──────── ENTRIES SUPPLIED ────────

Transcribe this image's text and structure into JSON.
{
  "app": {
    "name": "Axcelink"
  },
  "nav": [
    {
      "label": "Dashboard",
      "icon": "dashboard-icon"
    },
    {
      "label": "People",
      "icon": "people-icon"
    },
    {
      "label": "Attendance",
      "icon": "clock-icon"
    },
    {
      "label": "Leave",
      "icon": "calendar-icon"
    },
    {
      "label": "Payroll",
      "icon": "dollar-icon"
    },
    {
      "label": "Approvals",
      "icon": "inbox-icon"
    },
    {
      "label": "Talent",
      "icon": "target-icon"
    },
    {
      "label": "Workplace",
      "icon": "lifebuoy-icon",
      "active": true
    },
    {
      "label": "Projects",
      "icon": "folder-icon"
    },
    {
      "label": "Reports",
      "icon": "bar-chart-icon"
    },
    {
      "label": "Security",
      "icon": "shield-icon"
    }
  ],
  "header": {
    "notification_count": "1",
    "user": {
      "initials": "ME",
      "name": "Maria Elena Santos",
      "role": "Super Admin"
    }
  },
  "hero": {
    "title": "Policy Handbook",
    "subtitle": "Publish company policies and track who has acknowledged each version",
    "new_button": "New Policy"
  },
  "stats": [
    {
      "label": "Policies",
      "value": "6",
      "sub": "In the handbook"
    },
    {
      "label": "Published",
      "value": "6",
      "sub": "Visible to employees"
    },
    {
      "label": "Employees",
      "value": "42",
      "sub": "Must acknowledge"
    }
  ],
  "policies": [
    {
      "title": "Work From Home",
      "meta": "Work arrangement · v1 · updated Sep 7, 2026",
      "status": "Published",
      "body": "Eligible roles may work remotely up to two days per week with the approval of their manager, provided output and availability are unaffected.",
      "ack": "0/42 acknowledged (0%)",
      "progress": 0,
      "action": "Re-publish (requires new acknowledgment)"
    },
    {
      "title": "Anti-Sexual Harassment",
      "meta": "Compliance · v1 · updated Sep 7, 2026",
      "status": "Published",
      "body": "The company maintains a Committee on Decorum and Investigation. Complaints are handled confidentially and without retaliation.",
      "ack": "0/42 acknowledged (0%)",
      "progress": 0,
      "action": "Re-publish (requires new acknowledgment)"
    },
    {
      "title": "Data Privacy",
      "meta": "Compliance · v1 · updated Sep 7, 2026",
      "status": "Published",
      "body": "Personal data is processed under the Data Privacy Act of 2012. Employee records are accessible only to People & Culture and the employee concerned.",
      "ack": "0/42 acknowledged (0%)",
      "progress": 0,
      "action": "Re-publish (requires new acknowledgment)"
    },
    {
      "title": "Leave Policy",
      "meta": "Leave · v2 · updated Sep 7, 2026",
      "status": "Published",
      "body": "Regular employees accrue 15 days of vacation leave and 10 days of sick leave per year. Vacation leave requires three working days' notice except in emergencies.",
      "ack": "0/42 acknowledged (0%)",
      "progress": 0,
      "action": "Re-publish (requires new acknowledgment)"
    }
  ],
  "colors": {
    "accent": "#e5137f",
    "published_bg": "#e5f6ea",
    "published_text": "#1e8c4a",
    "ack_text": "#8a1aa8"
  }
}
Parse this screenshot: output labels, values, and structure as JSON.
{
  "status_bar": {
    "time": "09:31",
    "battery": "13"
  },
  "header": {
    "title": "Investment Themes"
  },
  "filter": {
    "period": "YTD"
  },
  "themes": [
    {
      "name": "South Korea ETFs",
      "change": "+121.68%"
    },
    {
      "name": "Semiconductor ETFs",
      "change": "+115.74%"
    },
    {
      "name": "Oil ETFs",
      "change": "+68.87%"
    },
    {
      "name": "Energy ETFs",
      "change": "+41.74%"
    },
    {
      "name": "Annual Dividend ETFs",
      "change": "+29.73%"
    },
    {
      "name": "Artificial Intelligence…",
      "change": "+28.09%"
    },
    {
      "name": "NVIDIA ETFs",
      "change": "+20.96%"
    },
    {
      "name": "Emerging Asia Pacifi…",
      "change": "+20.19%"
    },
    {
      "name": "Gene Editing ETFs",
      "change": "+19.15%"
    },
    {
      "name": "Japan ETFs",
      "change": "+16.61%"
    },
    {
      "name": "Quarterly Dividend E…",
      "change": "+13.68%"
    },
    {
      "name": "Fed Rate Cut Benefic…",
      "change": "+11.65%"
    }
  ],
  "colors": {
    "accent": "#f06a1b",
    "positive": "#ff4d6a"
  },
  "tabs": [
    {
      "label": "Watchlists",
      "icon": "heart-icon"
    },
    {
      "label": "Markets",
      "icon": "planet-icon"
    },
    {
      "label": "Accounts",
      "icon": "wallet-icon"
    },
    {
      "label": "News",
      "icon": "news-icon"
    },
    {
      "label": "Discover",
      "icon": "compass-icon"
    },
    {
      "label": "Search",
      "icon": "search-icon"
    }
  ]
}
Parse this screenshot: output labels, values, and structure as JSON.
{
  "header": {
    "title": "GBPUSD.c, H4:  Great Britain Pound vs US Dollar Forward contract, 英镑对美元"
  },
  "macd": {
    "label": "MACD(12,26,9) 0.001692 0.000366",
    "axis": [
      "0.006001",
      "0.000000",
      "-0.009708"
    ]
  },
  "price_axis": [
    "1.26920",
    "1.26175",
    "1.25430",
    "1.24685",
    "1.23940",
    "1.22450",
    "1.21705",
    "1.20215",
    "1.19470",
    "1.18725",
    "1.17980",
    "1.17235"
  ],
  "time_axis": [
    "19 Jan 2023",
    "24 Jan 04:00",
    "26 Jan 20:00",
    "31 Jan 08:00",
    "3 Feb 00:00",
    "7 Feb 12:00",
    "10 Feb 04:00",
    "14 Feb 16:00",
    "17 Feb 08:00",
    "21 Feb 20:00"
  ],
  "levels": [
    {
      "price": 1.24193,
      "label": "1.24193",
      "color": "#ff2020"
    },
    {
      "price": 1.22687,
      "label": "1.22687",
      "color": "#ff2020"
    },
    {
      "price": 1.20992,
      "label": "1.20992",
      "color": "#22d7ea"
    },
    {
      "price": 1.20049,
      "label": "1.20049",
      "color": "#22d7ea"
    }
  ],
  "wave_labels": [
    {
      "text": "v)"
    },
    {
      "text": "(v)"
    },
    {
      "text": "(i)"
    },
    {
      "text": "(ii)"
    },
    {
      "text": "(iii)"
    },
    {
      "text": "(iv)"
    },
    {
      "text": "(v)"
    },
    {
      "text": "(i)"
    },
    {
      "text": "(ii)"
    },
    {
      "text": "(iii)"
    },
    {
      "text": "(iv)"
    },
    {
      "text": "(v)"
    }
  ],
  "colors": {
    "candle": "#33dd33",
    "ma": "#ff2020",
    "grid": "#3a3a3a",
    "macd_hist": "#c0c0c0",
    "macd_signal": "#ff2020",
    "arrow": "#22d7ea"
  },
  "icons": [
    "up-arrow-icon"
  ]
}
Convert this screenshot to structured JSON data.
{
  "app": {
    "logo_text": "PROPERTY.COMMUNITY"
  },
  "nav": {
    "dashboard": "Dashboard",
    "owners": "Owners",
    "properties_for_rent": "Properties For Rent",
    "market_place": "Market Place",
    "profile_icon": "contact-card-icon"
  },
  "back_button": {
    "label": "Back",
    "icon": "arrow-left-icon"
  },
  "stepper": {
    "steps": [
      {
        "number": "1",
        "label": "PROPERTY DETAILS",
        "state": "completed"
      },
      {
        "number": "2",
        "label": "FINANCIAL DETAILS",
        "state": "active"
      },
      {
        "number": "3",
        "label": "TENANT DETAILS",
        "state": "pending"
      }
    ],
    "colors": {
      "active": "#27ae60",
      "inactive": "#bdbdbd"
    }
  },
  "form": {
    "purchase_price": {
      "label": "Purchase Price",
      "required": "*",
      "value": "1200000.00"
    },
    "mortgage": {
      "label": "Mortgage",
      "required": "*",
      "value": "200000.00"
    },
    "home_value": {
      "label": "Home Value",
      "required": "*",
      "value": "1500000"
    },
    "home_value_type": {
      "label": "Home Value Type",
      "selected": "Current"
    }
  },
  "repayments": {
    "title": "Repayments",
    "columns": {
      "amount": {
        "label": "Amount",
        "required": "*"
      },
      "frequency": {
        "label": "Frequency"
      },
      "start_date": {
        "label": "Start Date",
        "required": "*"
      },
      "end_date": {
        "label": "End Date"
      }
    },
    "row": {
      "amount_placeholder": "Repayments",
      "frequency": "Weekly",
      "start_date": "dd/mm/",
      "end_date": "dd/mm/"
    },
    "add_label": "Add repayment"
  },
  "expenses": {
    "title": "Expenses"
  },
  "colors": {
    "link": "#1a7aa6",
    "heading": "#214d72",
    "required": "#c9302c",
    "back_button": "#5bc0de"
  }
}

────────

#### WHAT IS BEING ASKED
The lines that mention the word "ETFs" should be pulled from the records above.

#### EXPECTED OUTPUT
      "name": "South Korea ETFs",
      "name": "Semiconductor ETFs",
      "name": "Oil ETFs",
      "name": "Energy ETFs",
      "name": "Annual Dividend ETFs",
      "name": "NVIDIA ETFs",
      "name": "Gene Editing ETFs",
      "name": "Japan ETFs",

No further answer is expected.